SUPPLIED INFORMATION START

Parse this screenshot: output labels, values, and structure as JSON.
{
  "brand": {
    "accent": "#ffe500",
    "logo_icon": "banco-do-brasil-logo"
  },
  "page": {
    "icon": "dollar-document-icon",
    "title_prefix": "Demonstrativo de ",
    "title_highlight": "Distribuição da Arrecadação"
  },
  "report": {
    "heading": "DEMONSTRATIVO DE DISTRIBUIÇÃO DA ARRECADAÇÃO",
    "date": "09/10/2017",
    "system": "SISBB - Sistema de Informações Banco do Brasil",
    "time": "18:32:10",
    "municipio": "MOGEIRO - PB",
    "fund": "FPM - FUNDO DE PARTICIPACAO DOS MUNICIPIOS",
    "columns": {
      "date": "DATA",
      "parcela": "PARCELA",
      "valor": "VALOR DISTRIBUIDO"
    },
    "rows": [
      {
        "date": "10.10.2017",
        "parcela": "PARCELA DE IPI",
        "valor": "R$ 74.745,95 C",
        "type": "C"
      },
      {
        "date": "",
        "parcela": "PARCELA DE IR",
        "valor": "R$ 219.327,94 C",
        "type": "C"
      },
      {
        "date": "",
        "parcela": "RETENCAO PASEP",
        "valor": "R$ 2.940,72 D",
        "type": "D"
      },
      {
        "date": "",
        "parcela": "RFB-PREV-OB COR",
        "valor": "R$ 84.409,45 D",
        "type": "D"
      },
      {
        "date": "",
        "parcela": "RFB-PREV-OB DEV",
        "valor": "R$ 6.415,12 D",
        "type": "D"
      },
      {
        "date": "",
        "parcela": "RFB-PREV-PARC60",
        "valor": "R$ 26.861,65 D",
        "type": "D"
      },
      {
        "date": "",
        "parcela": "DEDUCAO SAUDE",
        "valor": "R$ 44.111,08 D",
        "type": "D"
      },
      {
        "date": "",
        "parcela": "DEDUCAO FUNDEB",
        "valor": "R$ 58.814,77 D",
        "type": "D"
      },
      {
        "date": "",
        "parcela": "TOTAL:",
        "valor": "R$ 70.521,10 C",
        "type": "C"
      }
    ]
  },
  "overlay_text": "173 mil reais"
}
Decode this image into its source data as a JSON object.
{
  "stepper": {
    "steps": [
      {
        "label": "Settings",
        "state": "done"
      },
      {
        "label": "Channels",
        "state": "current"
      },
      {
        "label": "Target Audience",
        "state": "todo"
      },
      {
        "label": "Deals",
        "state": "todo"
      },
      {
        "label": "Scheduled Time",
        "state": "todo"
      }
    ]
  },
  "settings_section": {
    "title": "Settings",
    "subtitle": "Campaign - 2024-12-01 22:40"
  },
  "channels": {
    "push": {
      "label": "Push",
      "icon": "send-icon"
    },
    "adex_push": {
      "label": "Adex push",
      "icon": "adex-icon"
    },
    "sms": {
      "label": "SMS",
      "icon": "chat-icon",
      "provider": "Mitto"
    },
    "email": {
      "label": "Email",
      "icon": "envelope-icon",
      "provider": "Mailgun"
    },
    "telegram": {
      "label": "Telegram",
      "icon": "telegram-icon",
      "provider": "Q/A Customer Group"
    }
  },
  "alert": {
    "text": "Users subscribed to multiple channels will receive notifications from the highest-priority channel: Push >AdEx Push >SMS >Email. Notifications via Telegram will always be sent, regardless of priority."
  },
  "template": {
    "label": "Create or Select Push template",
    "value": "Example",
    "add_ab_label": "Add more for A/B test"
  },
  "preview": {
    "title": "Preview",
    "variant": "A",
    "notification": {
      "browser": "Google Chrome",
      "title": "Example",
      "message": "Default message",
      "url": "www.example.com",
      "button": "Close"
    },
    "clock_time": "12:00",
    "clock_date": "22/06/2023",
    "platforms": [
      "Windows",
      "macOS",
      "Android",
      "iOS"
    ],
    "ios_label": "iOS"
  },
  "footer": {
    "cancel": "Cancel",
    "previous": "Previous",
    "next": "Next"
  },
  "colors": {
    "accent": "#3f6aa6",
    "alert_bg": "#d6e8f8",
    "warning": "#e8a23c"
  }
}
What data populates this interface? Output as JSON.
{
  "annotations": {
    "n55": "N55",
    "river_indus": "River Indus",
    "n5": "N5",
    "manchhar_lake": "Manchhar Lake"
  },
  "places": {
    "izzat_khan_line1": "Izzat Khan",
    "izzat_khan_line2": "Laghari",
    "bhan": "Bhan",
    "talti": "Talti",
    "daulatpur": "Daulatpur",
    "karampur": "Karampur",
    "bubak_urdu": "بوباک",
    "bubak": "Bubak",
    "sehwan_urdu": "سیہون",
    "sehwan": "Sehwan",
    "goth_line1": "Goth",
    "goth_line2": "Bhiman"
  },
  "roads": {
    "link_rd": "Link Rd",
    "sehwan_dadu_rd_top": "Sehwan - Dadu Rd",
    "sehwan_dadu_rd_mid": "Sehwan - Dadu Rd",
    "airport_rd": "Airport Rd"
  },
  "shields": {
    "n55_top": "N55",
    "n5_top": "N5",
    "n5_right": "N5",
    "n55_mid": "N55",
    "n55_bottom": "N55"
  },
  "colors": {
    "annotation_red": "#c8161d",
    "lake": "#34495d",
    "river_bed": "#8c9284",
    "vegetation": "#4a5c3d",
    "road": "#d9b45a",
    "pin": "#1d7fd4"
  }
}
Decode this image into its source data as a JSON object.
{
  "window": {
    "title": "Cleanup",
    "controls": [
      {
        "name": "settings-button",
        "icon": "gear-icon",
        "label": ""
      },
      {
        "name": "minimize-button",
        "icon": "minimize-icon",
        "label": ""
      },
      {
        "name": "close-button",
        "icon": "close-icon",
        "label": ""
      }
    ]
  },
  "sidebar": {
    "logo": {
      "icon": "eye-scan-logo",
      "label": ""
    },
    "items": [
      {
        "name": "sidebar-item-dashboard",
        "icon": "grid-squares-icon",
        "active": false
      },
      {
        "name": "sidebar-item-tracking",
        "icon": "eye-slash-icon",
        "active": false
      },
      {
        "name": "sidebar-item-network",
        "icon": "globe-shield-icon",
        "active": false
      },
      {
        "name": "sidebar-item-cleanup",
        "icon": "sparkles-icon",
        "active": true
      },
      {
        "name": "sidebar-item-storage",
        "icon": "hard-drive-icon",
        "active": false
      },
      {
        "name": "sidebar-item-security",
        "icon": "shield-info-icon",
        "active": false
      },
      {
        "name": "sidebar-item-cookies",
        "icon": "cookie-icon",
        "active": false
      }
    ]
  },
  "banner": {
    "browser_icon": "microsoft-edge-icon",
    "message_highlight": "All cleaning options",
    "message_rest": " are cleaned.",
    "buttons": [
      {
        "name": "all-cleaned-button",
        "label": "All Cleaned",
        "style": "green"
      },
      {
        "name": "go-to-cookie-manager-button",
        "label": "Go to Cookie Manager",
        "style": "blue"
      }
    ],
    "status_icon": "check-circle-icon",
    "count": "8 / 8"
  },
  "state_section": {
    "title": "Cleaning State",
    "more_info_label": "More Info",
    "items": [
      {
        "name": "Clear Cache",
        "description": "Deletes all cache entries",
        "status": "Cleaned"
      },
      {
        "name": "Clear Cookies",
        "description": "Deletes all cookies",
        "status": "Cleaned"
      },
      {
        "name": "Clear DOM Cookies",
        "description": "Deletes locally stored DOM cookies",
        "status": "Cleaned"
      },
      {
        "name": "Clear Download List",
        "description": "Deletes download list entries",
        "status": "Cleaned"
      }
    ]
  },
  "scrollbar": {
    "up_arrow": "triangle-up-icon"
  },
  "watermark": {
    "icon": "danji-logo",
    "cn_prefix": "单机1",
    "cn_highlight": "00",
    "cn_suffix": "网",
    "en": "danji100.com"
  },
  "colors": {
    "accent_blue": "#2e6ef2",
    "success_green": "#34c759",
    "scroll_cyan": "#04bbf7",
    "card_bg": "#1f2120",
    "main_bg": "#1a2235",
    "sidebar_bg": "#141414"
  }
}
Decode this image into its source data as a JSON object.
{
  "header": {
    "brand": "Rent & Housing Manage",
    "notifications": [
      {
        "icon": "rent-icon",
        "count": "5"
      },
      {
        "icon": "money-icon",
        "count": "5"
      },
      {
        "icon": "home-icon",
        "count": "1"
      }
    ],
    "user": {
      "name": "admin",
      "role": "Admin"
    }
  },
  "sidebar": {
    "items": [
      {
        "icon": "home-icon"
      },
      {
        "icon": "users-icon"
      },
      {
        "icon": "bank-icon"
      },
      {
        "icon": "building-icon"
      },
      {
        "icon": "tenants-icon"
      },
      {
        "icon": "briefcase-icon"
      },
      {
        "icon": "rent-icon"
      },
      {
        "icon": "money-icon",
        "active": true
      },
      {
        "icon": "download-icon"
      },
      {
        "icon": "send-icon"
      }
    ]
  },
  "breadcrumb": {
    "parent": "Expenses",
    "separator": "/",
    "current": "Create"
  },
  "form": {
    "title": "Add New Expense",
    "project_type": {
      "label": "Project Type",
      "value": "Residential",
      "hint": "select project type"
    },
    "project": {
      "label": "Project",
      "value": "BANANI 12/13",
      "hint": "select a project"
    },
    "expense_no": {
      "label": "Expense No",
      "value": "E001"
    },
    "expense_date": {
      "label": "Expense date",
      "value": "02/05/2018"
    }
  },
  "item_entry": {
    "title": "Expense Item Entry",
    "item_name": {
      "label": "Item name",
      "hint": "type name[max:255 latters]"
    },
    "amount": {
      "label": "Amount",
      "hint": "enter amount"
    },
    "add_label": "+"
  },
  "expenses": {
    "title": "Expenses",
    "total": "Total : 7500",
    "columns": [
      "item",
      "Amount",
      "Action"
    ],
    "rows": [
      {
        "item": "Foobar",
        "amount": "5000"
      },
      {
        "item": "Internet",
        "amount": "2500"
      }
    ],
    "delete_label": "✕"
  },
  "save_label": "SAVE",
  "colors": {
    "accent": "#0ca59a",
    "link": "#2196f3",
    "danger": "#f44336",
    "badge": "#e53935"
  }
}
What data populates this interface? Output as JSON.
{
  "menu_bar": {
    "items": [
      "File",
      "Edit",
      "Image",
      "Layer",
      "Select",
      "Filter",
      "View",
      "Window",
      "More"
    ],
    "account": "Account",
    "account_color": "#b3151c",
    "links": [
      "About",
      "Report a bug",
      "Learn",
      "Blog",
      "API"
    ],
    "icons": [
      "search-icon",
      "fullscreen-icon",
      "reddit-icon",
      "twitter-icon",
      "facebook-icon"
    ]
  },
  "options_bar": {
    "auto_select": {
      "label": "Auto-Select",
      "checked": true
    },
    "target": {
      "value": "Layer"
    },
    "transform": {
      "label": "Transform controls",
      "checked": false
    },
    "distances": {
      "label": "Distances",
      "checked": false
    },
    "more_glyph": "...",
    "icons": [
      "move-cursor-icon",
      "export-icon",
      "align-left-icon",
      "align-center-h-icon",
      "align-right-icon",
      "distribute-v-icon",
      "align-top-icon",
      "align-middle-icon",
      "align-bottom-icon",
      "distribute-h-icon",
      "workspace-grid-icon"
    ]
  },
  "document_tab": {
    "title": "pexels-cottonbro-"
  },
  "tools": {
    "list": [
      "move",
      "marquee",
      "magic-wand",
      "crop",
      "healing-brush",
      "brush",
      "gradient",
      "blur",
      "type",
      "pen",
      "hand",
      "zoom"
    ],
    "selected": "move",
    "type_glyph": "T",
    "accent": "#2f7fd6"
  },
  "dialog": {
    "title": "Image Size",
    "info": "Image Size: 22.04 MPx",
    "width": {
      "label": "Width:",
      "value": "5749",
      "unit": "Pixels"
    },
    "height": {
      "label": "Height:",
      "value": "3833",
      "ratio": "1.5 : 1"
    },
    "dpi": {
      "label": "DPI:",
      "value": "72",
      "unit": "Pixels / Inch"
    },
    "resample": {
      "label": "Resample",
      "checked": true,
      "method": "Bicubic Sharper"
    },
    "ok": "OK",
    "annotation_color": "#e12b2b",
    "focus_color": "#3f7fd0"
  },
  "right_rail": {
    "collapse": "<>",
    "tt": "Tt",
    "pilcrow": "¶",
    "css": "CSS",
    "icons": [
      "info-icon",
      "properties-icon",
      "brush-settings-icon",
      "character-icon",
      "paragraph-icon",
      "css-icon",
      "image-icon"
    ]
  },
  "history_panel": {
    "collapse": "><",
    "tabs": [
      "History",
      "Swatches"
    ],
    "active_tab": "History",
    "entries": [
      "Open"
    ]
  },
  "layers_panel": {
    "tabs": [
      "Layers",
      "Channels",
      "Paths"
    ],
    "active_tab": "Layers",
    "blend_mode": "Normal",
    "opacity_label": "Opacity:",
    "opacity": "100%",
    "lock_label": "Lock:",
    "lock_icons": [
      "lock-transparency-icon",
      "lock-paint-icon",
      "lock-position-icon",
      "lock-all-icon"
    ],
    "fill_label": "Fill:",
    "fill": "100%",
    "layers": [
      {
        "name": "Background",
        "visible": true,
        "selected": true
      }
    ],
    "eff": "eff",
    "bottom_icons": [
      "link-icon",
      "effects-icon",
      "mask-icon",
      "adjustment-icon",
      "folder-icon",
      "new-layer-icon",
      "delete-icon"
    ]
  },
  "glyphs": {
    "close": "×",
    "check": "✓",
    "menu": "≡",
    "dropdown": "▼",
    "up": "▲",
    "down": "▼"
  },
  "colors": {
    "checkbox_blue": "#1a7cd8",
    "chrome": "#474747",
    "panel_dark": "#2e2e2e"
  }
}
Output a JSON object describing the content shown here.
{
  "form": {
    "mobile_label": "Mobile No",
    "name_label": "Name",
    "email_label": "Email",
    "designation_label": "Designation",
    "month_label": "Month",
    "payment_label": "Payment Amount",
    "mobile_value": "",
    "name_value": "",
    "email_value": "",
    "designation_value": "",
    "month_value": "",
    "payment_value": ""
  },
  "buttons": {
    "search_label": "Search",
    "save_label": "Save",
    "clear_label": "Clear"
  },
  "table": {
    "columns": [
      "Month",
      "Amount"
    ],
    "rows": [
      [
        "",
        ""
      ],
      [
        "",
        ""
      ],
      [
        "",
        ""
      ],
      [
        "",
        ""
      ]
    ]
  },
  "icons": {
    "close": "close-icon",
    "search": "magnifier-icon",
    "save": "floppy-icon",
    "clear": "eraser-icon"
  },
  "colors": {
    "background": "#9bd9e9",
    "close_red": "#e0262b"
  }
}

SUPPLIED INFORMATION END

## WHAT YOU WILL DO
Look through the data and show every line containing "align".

## RESULT FOR THIS TASK
      "align-left-icon",
      "align-center-h-icon",
      "align-right-icon",
      "align-top-icon",
      "align-middle-icon",
      "align-bottom-icon",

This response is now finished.